Only the number is needed: how many lines of the entries below contain the word "more".

.....

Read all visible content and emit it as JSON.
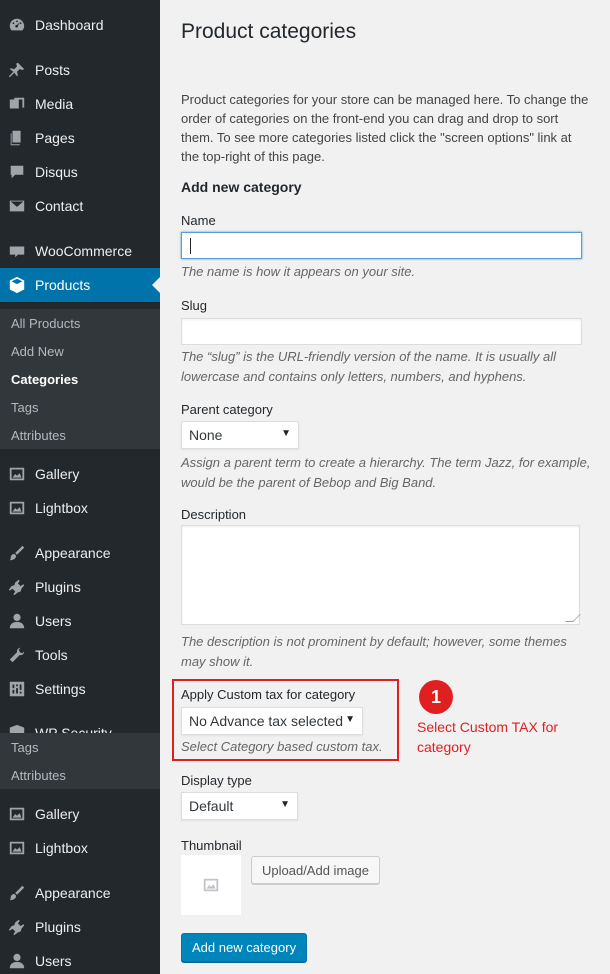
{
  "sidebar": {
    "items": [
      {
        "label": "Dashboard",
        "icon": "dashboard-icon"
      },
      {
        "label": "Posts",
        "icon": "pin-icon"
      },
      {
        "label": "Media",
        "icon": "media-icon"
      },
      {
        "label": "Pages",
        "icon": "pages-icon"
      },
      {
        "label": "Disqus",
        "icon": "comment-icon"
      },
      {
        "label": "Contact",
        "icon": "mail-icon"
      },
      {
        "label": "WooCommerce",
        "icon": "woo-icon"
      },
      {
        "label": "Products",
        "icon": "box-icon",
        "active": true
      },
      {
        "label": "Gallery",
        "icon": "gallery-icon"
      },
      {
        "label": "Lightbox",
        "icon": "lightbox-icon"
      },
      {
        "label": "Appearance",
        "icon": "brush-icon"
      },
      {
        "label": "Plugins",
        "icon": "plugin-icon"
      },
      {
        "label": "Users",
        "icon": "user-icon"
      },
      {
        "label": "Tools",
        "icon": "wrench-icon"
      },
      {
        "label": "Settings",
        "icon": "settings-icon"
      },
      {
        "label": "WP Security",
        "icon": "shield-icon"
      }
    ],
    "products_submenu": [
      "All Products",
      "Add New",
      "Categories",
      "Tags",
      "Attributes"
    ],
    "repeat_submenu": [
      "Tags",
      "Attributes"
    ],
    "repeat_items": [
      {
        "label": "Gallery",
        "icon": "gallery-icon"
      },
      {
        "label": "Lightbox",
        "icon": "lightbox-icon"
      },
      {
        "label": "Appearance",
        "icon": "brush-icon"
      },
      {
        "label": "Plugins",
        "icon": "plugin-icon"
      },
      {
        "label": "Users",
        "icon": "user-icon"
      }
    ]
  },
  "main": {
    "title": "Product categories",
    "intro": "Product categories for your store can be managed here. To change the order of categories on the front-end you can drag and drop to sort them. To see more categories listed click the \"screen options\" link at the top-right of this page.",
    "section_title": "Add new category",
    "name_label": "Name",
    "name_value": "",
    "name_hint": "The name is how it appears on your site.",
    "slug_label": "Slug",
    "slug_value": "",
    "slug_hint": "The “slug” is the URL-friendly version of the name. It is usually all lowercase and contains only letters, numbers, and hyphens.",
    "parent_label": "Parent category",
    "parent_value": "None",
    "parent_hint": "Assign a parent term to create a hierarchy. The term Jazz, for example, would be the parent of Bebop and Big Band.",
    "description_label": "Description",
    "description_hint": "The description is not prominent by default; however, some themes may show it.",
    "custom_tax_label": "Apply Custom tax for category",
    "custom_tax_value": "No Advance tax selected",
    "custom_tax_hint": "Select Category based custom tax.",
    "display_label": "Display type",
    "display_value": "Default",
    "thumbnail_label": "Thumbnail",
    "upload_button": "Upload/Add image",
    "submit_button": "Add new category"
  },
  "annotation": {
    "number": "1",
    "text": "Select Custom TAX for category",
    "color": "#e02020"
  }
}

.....

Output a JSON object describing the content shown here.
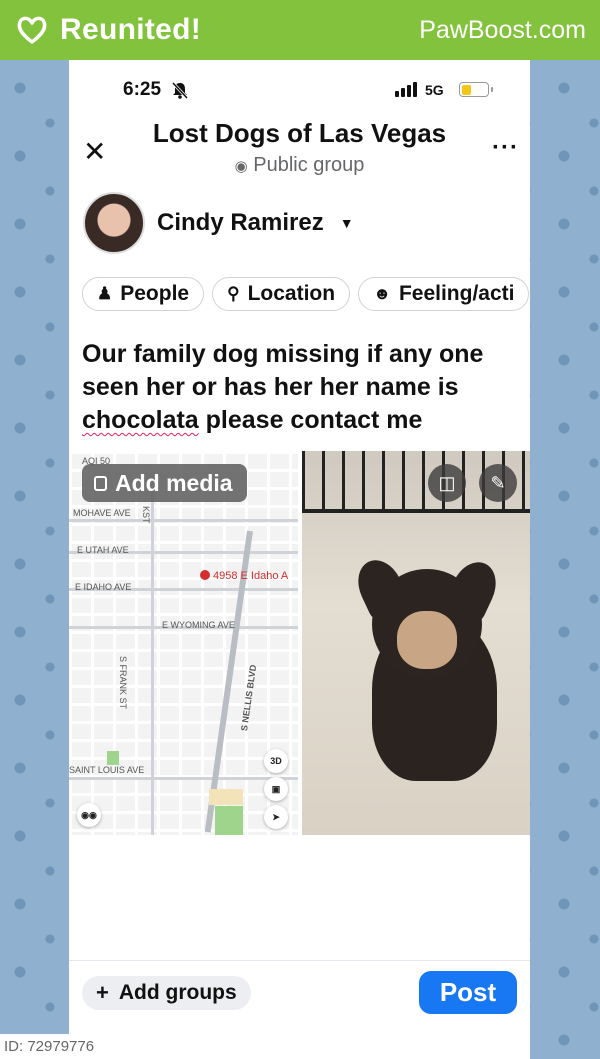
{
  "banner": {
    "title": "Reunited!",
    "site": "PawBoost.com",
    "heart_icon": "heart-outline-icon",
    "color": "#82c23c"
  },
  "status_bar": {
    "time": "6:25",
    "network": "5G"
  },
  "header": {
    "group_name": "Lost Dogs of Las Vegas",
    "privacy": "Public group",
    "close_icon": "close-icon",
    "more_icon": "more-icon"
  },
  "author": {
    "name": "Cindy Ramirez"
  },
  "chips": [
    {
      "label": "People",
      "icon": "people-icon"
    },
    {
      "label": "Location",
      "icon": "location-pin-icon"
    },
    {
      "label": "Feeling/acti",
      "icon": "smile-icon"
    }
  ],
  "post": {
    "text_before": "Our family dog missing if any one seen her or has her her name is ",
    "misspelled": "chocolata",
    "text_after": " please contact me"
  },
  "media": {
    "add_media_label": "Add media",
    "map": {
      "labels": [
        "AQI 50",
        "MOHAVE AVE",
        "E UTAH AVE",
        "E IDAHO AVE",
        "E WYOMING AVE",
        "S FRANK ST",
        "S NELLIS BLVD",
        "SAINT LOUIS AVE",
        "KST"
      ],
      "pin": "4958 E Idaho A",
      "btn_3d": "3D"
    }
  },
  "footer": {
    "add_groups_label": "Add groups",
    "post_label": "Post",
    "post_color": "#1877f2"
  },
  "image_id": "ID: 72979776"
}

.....

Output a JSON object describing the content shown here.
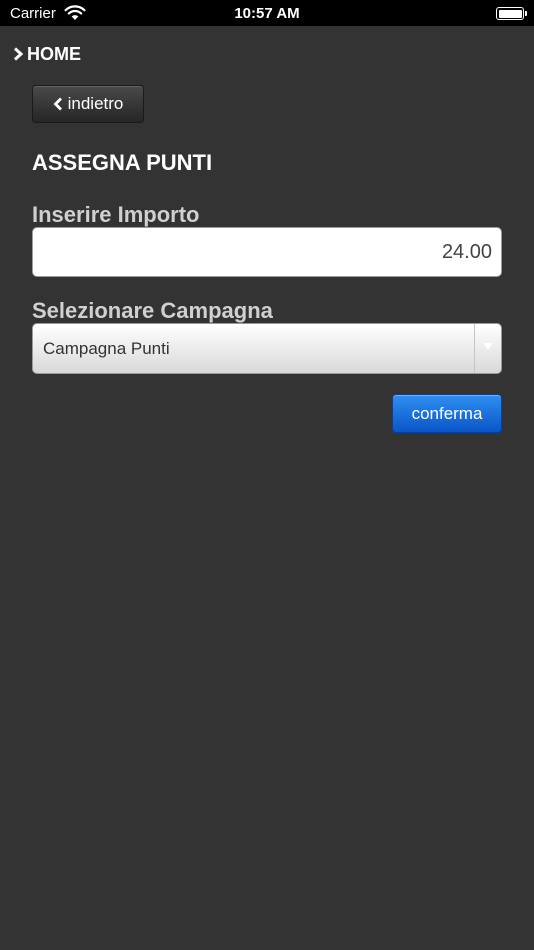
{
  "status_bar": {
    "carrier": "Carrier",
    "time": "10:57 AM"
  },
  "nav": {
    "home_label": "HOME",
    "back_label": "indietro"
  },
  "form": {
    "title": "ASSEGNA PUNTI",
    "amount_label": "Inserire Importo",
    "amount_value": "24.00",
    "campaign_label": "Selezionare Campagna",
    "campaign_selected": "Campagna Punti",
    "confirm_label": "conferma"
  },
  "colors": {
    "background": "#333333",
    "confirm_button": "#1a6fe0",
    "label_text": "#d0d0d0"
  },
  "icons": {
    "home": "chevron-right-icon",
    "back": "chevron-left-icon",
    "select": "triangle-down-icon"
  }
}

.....

EXERCISE ANSWER. 2